# Work order:
Please copy every line from the records below that contains the string "Unhide".

*** Source material Section Begins ***

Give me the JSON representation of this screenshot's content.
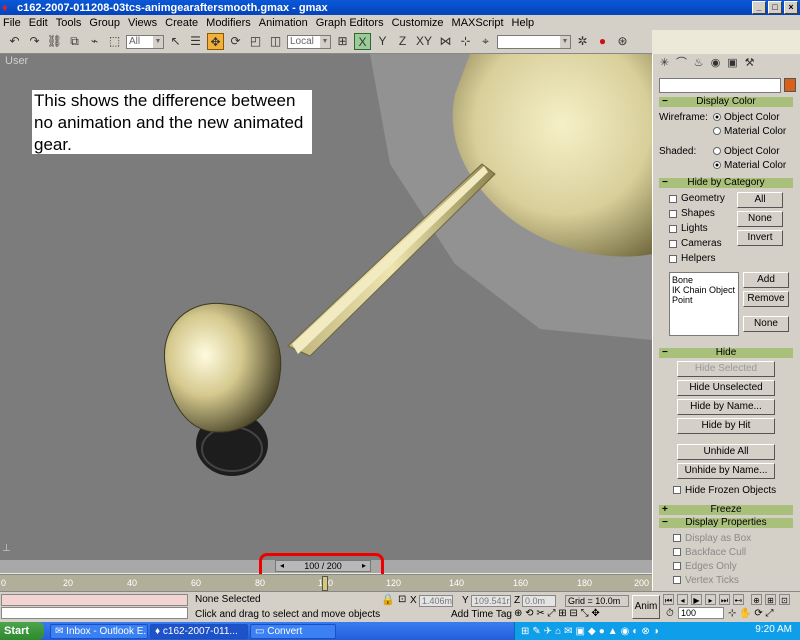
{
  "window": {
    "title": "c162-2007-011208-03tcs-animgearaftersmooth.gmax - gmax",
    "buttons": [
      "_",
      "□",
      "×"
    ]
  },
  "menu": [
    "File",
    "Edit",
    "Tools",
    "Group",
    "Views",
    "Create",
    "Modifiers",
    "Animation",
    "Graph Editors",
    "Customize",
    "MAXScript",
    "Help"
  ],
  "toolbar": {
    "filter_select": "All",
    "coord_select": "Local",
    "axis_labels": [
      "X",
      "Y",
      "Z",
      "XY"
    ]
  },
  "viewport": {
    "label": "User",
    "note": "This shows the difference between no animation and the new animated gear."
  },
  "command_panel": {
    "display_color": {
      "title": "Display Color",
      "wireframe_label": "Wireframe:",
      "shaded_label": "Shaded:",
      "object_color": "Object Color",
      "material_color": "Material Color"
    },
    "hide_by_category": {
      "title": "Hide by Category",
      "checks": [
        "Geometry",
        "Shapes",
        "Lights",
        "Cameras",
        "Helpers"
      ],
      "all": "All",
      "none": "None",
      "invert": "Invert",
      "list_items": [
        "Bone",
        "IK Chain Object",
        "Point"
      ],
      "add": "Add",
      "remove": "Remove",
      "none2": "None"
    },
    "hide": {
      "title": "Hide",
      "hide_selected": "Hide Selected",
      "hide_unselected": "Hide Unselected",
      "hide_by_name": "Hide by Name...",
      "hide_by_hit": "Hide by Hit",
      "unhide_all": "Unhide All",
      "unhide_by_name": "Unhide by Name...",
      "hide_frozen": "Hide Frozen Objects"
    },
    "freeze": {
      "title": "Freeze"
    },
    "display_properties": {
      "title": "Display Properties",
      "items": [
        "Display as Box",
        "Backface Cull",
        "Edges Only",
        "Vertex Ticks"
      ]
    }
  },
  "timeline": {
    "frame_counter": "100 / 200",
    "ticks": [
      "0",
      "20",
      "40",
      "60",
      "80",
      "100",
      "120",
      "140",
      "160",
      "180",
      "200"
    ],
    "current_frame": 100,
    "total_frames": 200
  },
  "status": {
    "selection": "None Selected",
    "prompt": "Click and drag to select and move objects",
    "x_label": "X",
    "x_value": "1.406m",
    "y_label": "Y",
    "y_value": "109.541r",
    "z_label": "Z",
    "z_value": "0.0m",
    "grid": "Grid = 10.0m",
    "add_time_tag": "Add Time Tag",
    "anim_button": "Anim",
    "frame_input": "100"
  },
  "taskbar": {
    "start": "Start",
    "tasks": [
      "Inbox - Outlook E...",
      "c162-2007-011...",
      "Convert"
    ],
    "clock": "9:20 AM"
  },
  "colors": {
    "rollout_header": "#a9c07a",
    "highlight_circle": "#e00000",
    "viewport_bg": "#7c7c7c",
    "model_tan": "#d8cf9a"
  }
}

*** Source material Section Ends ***

# Written answer:
      "unhide_all": "Unhide All",
      "unhide_by_name": "Unhide by Name...",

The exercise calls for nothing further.